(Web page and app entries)
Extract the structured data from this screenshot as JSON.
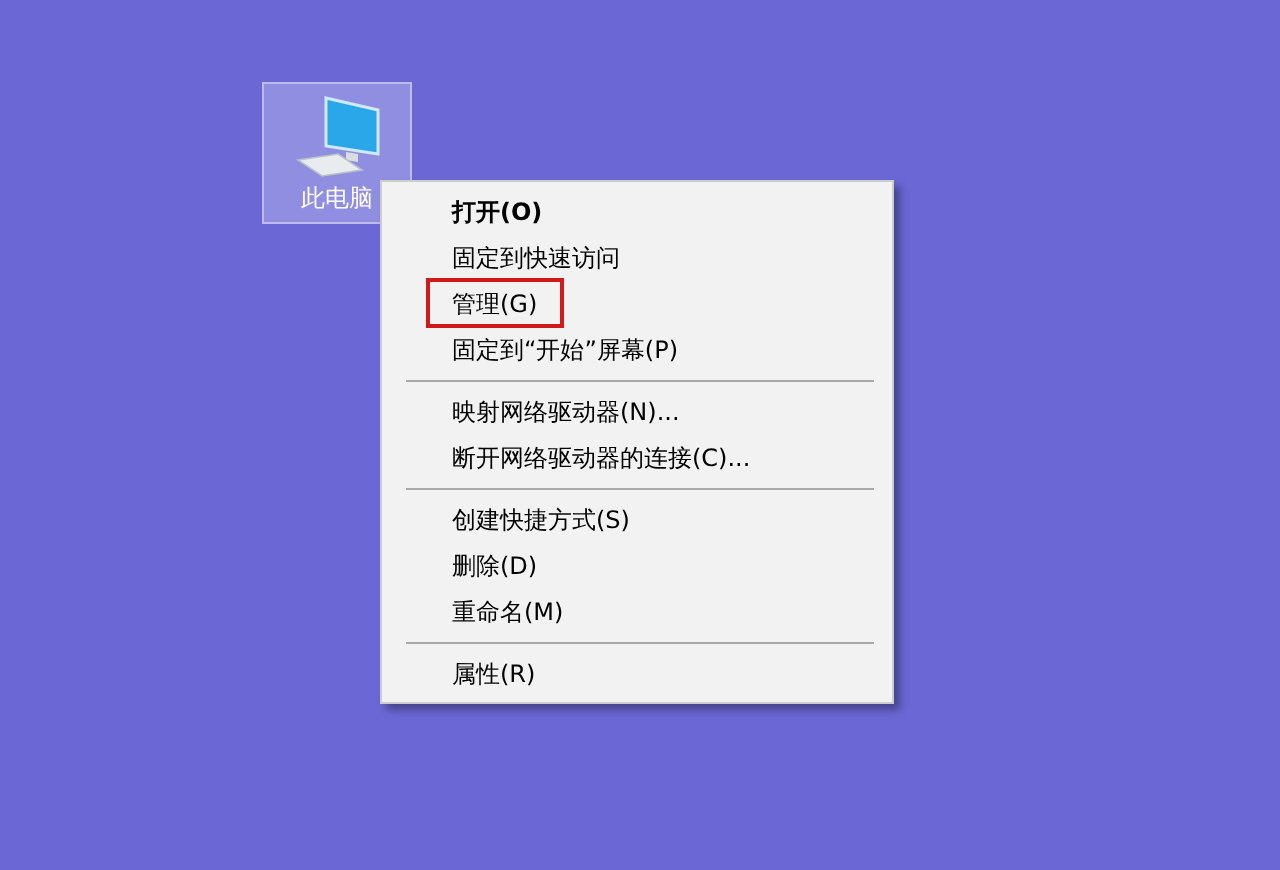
{
  "desktop_icon": {
    "label": "此电脑",
    "selected": true
  },
  "context_menu": {
    "items": [
      {
        "kind": "item",
        "label": "打开(O)",
        "default": true,
        "highlighted": false
      },
      {
        "kind": "item",
        "label": "固定到快速访问",
        "default": false,
        "highlighted": false
      },
      {
        "kind": "item",
        "label": "管理(G)",
        "default": false,
        "highlighted": true
      },
      {
        "kind": "item",
        "label": "固定到“开始”屏幕(P)",
        "default": false,
        "highlighted": false
      },
      {
        "kind": "separator"
      },
      {
        "kind": "item",
        "label": "映射网络驱动器(N)...",
        "default": false,
        "highlighted": false
      },
      {
        "kind": "item",
        "label": "断开网络驱动器的连接(C)...",
        "default": false,
        "highlighted": false
      },
      {
        "kind": "separator"
      },
      {
        "kind": "item",
        "label": "创建快捷方式(S)",
        "default": false,
        "highlighted": false
      },
      {
        "kind": "item",
        "label": "删除(D)",
        "default": false,
        "highlighted": false
      },
      {
        "kind": "item",
        "label": "重命名(M)",
        "default": false,
        "highlighted": false
      },
      {
        "kind": "separator"
      },
      {
        "kind": "item",
        "label": "属性(R)",
        "default": false,
        "highlighted": false
      }
    ]
  }
}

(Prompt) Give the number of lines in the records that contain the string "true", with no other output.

(Answer area) 3